This analysis was featured in Critical State, a weekly newsletter from Inkstick Media and The World. Subscribe here.
When a ship starts to sink at sea, the most important thing for rescuers to know is where it is, speeding any attempts at life-saving action. In the Mediterranean, the ships most likely to be in jeopardy are vessels of desperation, adapted for transporting people from the near east or African coasts toward a hope of refuge in Europe. Operating these vessels can be anyone from a complex social milieu to a fisherman trying to add extra revenue to criminal enterprises charging exorbitant fees on the promise of disembarking, not arrival. For rescuers, what matters most is that when they find such an overstuffed, underpowered ship in the sea, they’re able to save as many lives as they can.
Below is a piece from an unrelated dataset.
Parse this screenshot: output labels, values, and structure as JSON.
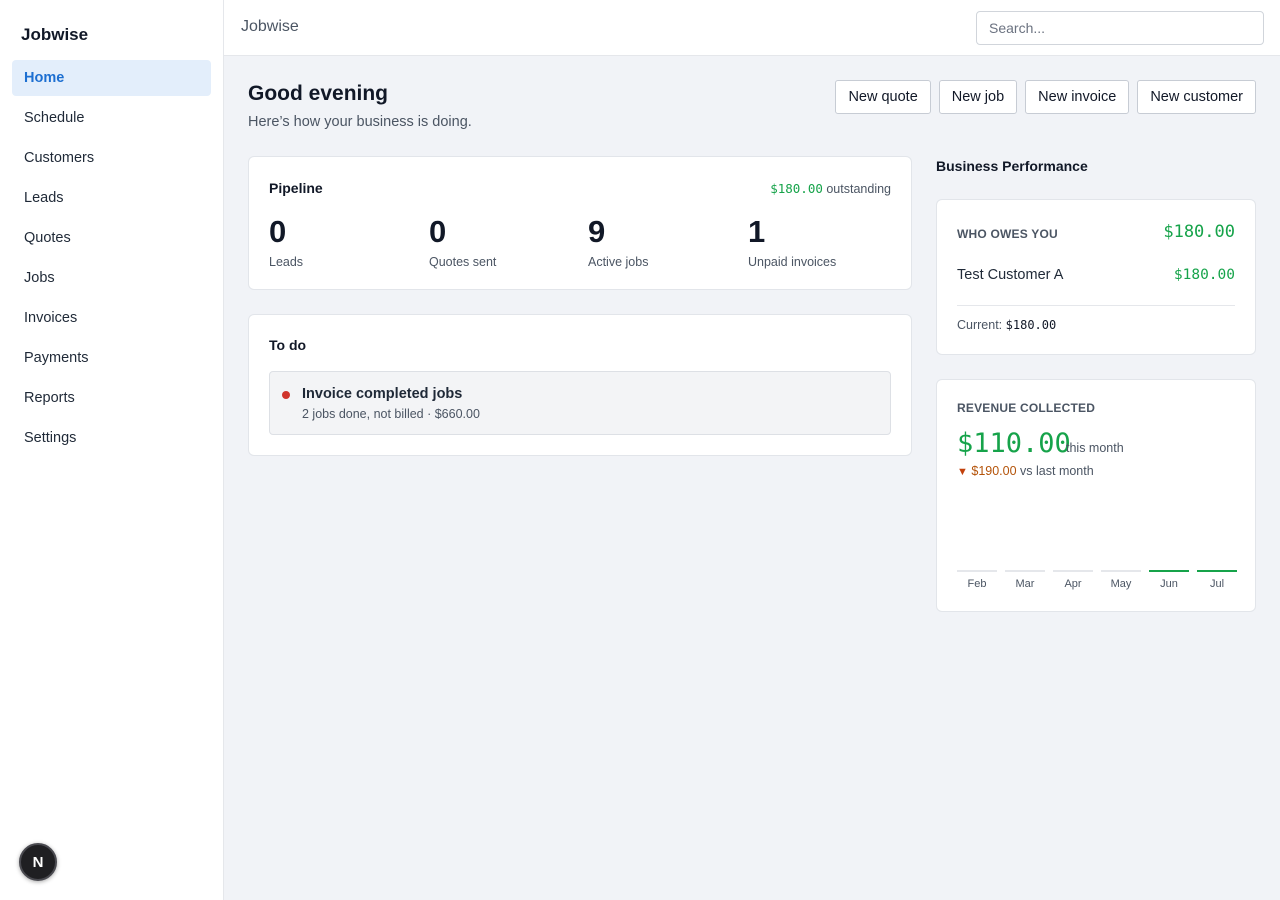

In “Floating sanctuaries: The ethics of search and rescue at sea,” authors Itamar Mann and Julia Mourão Permoser interviewed search and rescue workers about the ethical dilemmas of rescue at sea. In so doing, they offer an in-depth portrait of maritime rescue work as built around creating sanctuary, amidst a literal and metaphorical sea of hostile factors.
While at sea and engaging in rescue, the actions are clear and their necessity immediate. What complicates this role is the way European states, which are the port of destination for migrants, can work to criminalize rescuers for their role in life-saving action.
“The act of rescue is based on an ethical imperative to save people who are at an imminent risk of drowning, and that imperative takes precedence over all other considerations,” write the authors. “Confronted with the drowning person, so the narrative goes, there is no choice to make and there is no dilemma.”
While at sea and engaging in rescue, the actions are clear and their necessity immediate. What complicates this role is the way European states, which are the port of destination for migrants, can work to criminalize rescuers for their role in life-saving action. This is not helped by the fact that many such smugglers, transporters, and traffickers see rescuers as a tool to complete the sea transit they initiate. For European prosecutors so inclined, this rescue work can be seen as a “transfer at sea,” or the taking of passengers in an illegal fashion.
“The accusation that NGOs are carrying out ‘transfers at sea’ implies that there is no real emergency, no real risk of drowning. But our interviewees stressed that knowledge about the location of a migrant boat does not eliminate the risk of shipwreck. Migrant boats are all unseaworthy and can sink at any time, they argued, even in the middle of a rescue,” write the authors.
That legal risk hangs over rescuers, who in interviews repeatedly told the researchers that they make an effort to learn the minimum amount about their rescued passengers. Instead, rescuers vouch for migrants as simply people who needed rescuing. It’s a legal and ethical move, letting the rescue ships attempt to deliver people to safety without immediately subjecting them to harsh border laws.
These rescuers “seek to create a different kind of deterritorialization, one that establishes spaces of resistance against state sovereignty. By adopting internal regulations that suspend as much as possible the applicability of criminal and migration laws, rescuers seek to transform the ship into a floating sanctuary,” conclude the authors.